Theater for the New City is presenting a new translation by Robert Greer of August Strindberg’s The Father. Directed with Shakespearean grit and sweep by Greer, the founder of the August Strindberg Rep, as part of TNC’s DreamUp Festival 2019, the production illuminates both the strengths and the weaknesses of this 1887 play by the Swedish pioneer of “realist” theater.
On the simplest level, The Father is a tale of a man driven mad by his scheming wife. Interpretations over the decades have swung between sympathy for the Captain (Adolph) – representing the “old guard” of male dominance – and his wife Laura, an avatar of frustrated womanhood who is forced to exercise power, or what’s today called “agency,” in any sly way she can.
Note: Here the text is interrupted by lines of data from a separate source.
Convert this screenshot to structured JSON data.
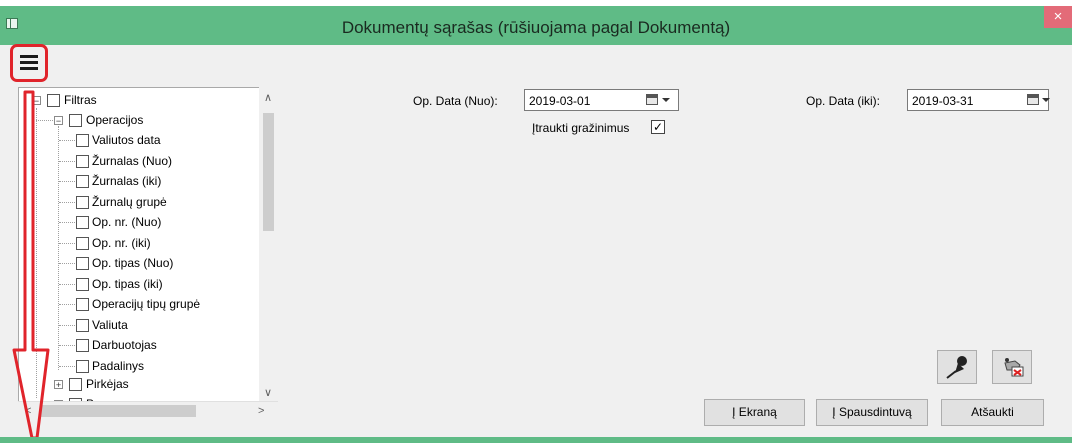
{
  "window": {
    "title": "Dokumentų sąrašas (rūšiuojama pagal Dokumentą)",
    "close_glyph": "×"
  },
  "menu_button": {
    "icon": "hamburger-menu-icon",
    "highlight_color": "#e0242b"
  },
  "tree": {
    "root": {
      "label": "Filtras",
      "expanded": true,
      "checked": false
    },
    "operacijos": {
      "label": "Operacijos",
      "expanded": true,
      "checked": false
    },
    "children": [
      "Valiutos data",
      "Žurnalas (Nuo)",
      "Žurnalas (iki)",
      "Žurnalų grupė",
      "Op. nr. (Nuo)",
      "Op. nr. (iki)",
      "Op. tipas (Nuo)",
      "Op. tipas (iki)",
      "Operacijų tipų grupė",
      "Valiuta",
      "Darbuotojas",
      "Padalinys"
    ],
    "pirkejas": {
      "label": "Pirkėjas",
      "expanded": false,
      "checked": false
    },
    "partial_label": "Pa..."
  },
  "filters": {
    "date_from_label": "Op. Data (Nuo):",
    "date_from_value": "2019-03-01",
    "date_to_label": "Op. Data (iki):",
    "date_to_value": "2019-03-31",
    "include_returns_label": "Įtraukti gražinimus",
    "include_returns_checked": "✓"
  },
  "buttons": {
    "screen": "Į Ekraną",
    "printer": "Į Spausdintuvą",
    "cancel": "Atšaukti",
    "pin_icon": "pin-icon",
    "settings_icon": "edit-settings-icon"
  },
  "colors": {
    "titlebar": "#5fbb86",
    "close": "#e36b78",
    "annotation_red": "#e0242b"
  }
}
The proximate cause of the couple’s climactic battle of the sexes is the future of their sweet daughter Bertha (a pointed and fulsome performance by Bailey Newman). The Captain (Brad Fryman) wants to send her from their isolated country manor to town to learn to be a teacher, for two reasons. He wants her to be exposed to people who share his freethinking ways. And he wants her to be able to support herself if she doesn’t marry. The plan aligns more closely with Bertha’s own wishes than Laura’s desire for the teenager to stay at home and study art, for which she has shown talent.
It’s ironic that Adolph, with his firm belief in male hegemony, is the one who wants his daughter to be self-sufficient. That’s one of the confounding factors that make this power struggle far from a straightforward one.
The main problem Greer and Fryman can’t overcome is the rapidity of Adolph’s collapse. Though volatile and anxious, he seems fully sane in his early scene with his brother-in-law the Pastor (an excellent Toby Miller). In just a few scenes over two days, goaded by Laura’s calculated (and false) implication that he’s not Bertha’s father, he descends into violence and hysteria. It doesn’t help that the critical violent act takes place offstage. When the characters suddenly start talking about it, our heads spin at the revelation of what has occurred.
In the early going, Fryman’s portrayal makes the Captain thoroughly convincing, and we sympathize with him despite his sexism. Then he opens the floodgates of frustrated paranoia. It’s a breakdown that’s somehow both a thrill to behold and an uncomfortable exercise in scenery chewing.
In utter contrast, Natalie Menna’s Laura hews to a single tight dimension throughout. Whatever empathy Strindberg may have wanted to elicit from the audience, we don’t feel it for Laura at all. Menna skillfully depicts a wily calm, but little else.
A noteworthy performance come from Jo Vetter as Margaret, Adolph’s onetime nurse, now an aged housemaid who still babies the willing Captain and is the only person in his household he feels he can trust. Together with Bertha, to whom she acts like a loving grandmother, Margaret pulls down the vast spaces of the set into a more comfortable human habitat – though ultimately to no avail.
Another irony: It’s Margaret who ends up having to trick Adolph into the straitjacket in which he ends his useful life. The old-fashioned confinement is one of the period details that add to the play’s historical interest. The others include Adolph’s radical freethinking atheism (contrasting with Margaret’s piety), his spectroscopic study of meteorites looking for signs of life, and the communion with “spirits” (via automatic writing) that Bertha’s real, not-so-warm grandmother forces her to engage in.
The play’s themes certainly do speak to today’s issues, especially the male-female dynamic. The new translation feels spot-on – dignified but naturalistic, like the original. Still, the production only partially engages, in part because of uneven performances, and in part simply because of the structure of the story. It runs through Sept. 2.